How meal kit services can capitalize on pandemic-driven resurgence
Even if you’ve never used a meal kit service before, it’s a safe bet you’re at least familiar with the concept and recognize the names of one or two of the bigger players. That’s because marketing makes up a large part of the operating costs for these services. They had to introduce people to the idea, then stand out from competitors. Since they entered the US market in 2012, meal kit services such as Blue Apron and HelloFresh have built loyal followings among of a demographic of high-earning young city dwellers. Trouble is, they hadn’t gained much of a foothold beyond that. Then came COVID-19, and sales soared as people were stuck at home. The question for meal kits now is whether they can keep any of those customers when everybody’s going out again.
As stocks tanked in March, Blue Apron’s stock dropped to around $2 a share. That was a function of market-wide problems, but the company was also nearly delisted in 2018 when the stock dropped below $1, so there were plenty of cracks in the meal kit foundation before. But with shelter at home orders in place, customers flocked. A service that brings fresh packaged food right to your doorstep is pretty much tailormade for the circumstances of March and April. Blue Apron’s sales in the spring were nearly double the same time period a year before. The stock shot up 400% in a month.
New entrants such as Pasta Packs came on the scene. Chef Nic Bryon lost his job on a Friday, and by the next Monday he and brother Greg were putting together a business plan for the idea they’d dreamed up but never gotten around to. By May they were sending out packages of fresh pasta, sauce, and proteins to customers. They also do private dinners in the Tampa area for groups of 10 or fewer and have a pickup location.
Sales have remained strong for the bigger meal kit services and been great for startups like Pasta Packs. But the pandemic will end. Vaccines are already being distributed. It could be late in the year, but a large enough percentage of the population to establish herd immunity will have been vaccinated. High on the list of first things people will do when the pandemic ends is go out to a restaurant. And they’ll be doing it a lot. That could spell trouble for meal kit services.
That isn’t the only existential threat to meal kits. They require a lot of packaging: boxes to come in, plastic to seal food in, freezer packs, etc.

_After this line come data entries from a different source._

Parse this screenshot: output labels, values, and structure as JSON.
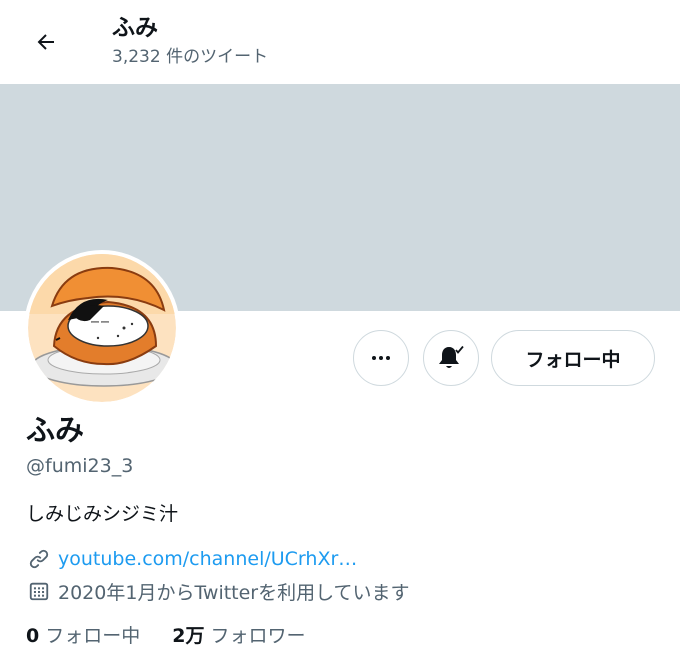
{
  "header": {
    "name": "ふみ",
    "tweet_count": "3,232 件のツイート"
  },
  "profile": {
    "display_name": "ふみ",
    "handle": "@fumi23_3",
    "bio": "しみじみシジミ汁",
    "link_text": "youtube.com/channel/UCrhXr…",
    "joined": "2020年1月からTwitterを利用しています"
  },
  "actions": {
    "follow_label": "フォロー中"
  },
  "stats": {
    "following_count": "0",
    "following_label": "フォロー中",
    "followers_count": "2万",
    "followers_label": "フォロワー"
  },
  "icons": {
    "back": "back-arrow-icon",
    "more": "more-dots-icon",
    "bell": "bell-check-icon",
    "link": "link-icon",
    "calendar": "calendar-icon"
  },
  "colors": {
    "banner": "#cfd9de",
    "link": "#1d9bf0",
    "secondary_text": "#536471",
    "primary_text": "#0f1419"
  }
}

That was all well and good in the early days of the pandemic when it was unclear whether the novel coronavirus spread via food and how easily it survived on surfaces. We covered pretty much everything in plastic last spring. But that young urban crowd tends to be environmentally conscious. They’re not thrilled with excess unsustainable packaging.

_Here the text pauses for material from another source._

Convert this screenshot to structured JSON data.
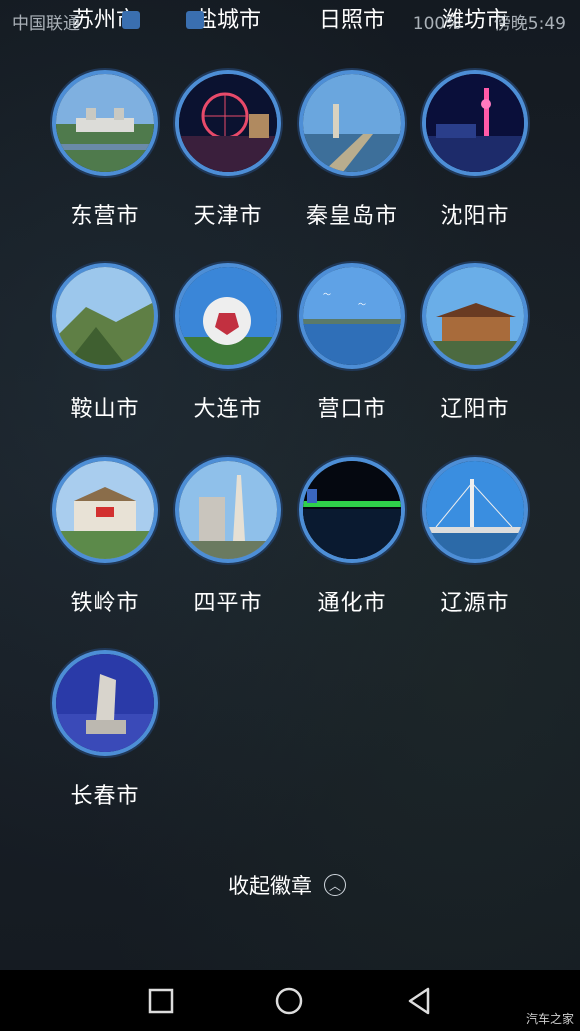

Even before COVID, grocery stores tried to cut into meal kit delivery popularity by selling their own prepackaged kits in-store. Plated started placing its kits in grocery stores in November 2019. There was already a need for meal kit services to diversify their business models to survive. The competition only grew stiffer when restaurants closed to in-person dining started offering their own kits of favorite dishes for fans to make at home. Another pre-pandemic problem was customer retention. With introductory offers, a lot of people are willing to give meal kits a try, but around half cancel in the first month. A year later, only about 10% of customers are still ordering.
Where To Go From Here
So how can meal kit services survive and thrive after the pandemic? Switching to sustainable packaging is relatively easy. UK-based Gousto managed to cut its plastic consumption in half and is working to make all its packaging reusable, recyclable or compostable by 2022.
Given the retention numbers, services also need to get as many people as possible to give it a try. A tenth of a big number sticking around after a year is better than 10% of a much smaller number doing so.
Diversifying their offerings, as we’ve seen, is also important. One niche to go after is specialty diets. People who are looking for tasty vegan recipes and ingredients can save a lot of time by having a meal kit service essentially pick for them. Same with people on the paleo diet or who are gluten-free. The list goes on. The big selling point for meal kits was always the convenience and the ability to customize.
Sales were up in the first quarter of 2019 before the pandemic was part of everyday life, so not all is lost. It may be possible to carry the momentum into a post-pandemic market. Meal kits have tried to establish themselves as for everyone. The market has essentially told them they’re niche services. Embracing that is a good way for them to thrive going forward.